### [Task description]
Your answer should consist of every line in the records that holds "meta".
● ● ●
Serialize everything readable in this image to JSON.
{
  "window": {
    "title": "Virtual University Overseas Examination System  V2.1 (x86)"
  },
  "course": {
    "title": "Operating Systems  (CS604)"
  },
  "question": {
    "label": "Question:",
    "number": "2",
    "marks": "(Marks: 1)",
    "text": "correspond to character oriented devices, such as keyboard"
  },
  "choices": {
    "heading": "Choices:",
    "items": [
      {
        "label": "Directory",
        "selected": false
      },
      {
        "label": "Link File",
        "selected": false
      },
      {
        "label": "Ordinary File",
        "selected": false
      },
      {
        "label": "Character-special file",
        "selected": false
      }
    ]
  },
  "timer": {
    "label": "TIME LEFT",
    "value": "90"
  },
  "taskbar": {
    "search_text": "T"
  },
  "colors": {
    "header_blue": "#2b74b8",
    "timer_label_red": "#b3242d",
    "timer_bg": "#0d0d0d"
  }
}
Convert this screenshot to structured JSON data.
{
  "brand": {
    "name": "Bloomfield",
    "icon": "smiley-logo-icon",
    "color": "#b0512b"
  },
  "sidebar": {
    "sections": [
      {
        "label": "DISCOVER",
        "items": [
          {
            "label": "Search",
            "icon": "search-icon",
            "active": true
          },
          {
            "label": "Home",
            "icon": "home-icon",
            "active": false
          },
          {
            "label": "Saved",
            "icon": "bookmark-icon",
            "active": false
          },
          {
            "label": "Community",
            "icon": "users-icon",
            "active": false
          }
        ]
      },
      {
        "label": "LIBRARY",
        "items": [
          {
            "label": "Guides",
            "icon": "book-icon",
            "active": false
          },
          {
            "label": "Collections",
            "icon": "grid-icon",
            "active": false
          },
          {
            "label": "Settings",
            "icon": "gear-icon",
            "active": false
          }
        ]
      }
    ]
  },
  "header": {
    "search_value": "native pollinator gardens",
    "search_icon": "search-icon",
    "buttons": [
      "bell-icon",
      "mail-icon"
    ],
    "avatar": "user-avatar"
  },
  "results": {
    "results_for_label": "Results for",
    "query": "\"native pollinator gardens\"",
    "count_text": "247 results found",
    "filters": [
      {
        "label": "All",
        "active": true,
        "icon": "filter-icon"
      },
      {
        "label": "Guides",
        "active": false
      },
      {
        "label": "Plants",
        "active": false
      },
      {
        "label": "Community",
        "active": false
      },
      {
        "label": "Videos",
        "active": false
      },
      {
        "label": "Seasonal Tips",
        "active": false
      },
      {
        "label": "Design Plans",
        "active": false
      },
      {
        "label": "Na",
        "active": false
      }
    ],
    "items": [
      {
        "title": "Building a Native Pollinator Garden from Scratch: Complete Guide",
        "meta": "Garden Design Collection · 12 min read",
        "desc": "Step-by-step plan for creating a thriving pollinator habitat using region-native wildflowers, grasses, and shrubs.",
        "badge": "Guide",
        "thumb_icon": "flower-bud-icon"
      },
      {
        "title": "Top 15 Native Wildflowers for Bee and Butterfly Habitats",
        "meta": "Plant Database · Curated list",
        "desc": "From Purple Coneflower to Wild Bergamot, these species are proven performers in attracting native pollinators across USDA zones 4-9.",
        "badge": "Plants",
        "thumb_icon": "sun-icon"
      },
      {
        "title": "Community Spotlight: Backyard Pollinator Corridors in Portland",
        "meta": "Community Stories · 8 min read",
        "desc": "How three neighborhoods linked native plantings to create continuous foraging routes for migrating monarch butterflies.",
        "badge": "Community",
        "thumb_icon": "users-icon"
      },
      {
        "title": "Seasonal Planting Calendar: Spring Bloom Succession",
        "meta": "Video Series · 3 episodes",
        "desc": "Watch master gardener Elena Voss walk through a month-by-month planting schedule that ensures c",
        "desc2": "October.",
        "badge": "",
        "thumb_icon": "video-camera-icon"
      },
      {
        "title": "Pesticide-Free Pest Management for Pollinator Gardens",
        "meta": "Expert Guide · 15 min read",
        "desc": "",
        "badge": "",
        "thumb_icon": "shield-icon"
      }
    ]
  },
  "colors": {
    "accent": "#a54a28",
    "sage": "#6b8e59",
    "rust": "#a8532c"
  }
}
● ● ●
### [Solution to the exercise]
        "meta": "Garden Design Collection · 12 min read",
        "meta": "Plant Database · Curated list",
        "meta": "Community Stories · 8 min read",
        "meta": "Video Series · 3 episodes",
        "meta": "Expert Guide · 15 min read",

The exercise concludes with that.